Driverless Cars Will No Longer Require Humans In California
Chase Stallo


Driverless Cars Will No Longer Require Humans In California

If driving in California wasn’t bad enough (it was ranked as the worst driving state in 2017 by Quotewizard, an online insurance marketplace that complied data from the Federal Highway Administration), on Monday the California Department of Motor Vehicles approved new rules that would allow self-driving cars on the road without a human behind the wheel.

Wait, this may actually be an improvement!

Taking effect on April 2, 2018, the new regulations will pave the way for companies like Waymo, Uber, GM, and others to continue autonomous vehicle (AV) testing on roads in California.

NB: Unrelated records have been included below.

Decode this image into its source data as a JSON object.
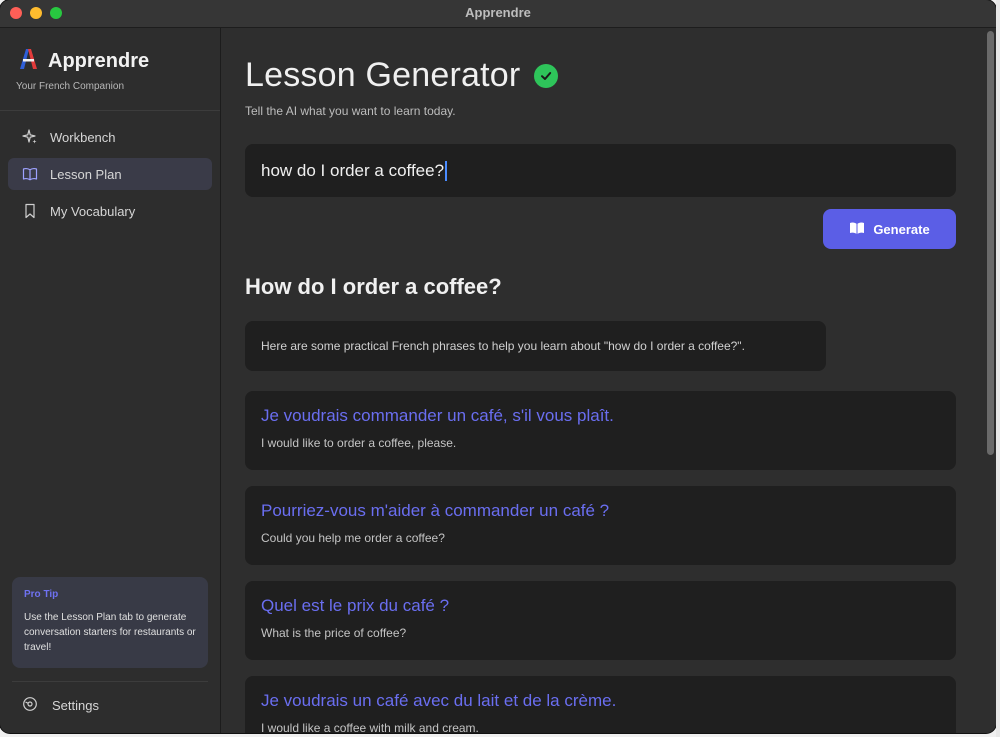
{
  "window": {
    "title": "Apprendre"
  },
  "sidebar": {
    "brand_name": "Apprendre",
    "brand_tagline": "Your French Companion",
    "items": [
      {
        "label": "Workbench",
        "icon": "sparkle-icon",
        "active": false
      },
      {
        "label": "Lesson Plan",
        "icon": "book-open-icon",
        "active": true
      },
      {
        "label": "My Vocabulary",
        "icon": "bookmark-icon",
        "active": false
      }
    ],
    "tip": {
      "title": "Pro Tip",
      "body": "Use the Lesson Plan tab to generate conversation starters for restaurants or travel!"
    },
    "settings_label": "Settings"
  },
  "main": {
    "title": "Lesson Generator",
    "subtitle": "Tell the AI what you want to learn today.",
    "input_value": "how do I order a coffee?",
    "generate_label": "Generate",
    "lesson_heading": "How do I order a coffee?",
    "intro_text": "Here are some practical French phrases to help you learn about \"how do I order a coffee?\".",
    "phrases": [
      {
        "fr": "Je voudrais commander un café, s'il vous plaît.",
        "en": "I would like to order a coffee, please."
      },
      {
        "fr": "Pourriez-vous m'aider à commander un café ?",
        "en": "Could you help me order a coffee?"
      },
      {
        "fr": "Quel est le prix du café ?",
        "en": "What is the price of coffee?"
      },
      {
        "fr": "Je voudrais un café avec du lait et de la crème.",
        "en": "I would like a coffee with milk and cream."
      }
    ]
  },
  "colors": {
    "accent": "#5b5ee6",
    "phrase_text": "#6a6ef0",
    "success": "#2ec45a"
  }
}
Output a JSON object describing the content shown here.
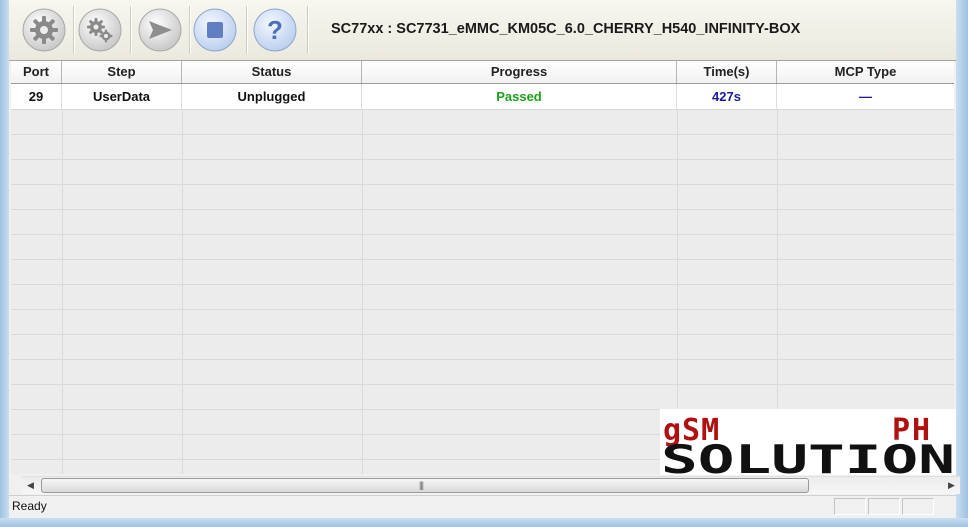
{
  "toolbar": {
    "buttons": [
      {
        "name": "settings-button",
        "icon": "gear-icon"
      },
      {
        "name": "advanced-settings-button",
        "icon": "gears-icon"
      },
      {
        "name": "start-button",
        "icon": "play-arrow-icon"
      },
      {
        "name": "stop-button",
        "icon": "stop-square-icon"
      },
      {
        "name": "help-button",
        "icon": "question-icon"
      }
    ],
    "title": "SC77xx : SC7731_eMMC_KM05C_6.0_CHERRY_H540_INFINITY-BOX"
  },
  "table": {
    "headers": [
      "Port",
      "Step",
      "Status",
      "Progress",
      "Time(s)",
      "MCP Type"
    ],
    "rows": [
      {
        "port": "29",
        "step": "UserData",
        "status": "Unplugged",
        "progress": "Passed",
        "time": "427s",
        "mcp": "—"
      }
    ]
  },
  "watermark": {
    "line1_left": "gSM",
    "line1_right": "PH",
    "line2": "SOLUTION"
  },
  "statusbar": {
    "text": "Ready"
  },
  "colors": {
    "passed": "#1aa31a",
    "time": "#1a1a9a",
    "mcp": "#1a1a9a",
    "watermark_red": "#b01010",
    "watermark_black": "#111111"
  }
}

Humans will still as be involved, though—companies must show that there is a link for remote control, which would allow the car to be operated from afar.

Prior to the announcement on Monday, California did allow for testing autonomous vehicles on public roads, but it was required that a human be in the driver’s set to intervene if needed.

Not everyone is a fan of the new rules, as Consumer Watchdog, a group opposed to AV technology, said in a statement: “It will be just like playing a video game, except lives will be at stake.”

The good news? Next time you order an Uber in California, you may not have to deal with an annoying driver—or any driver, for that matter.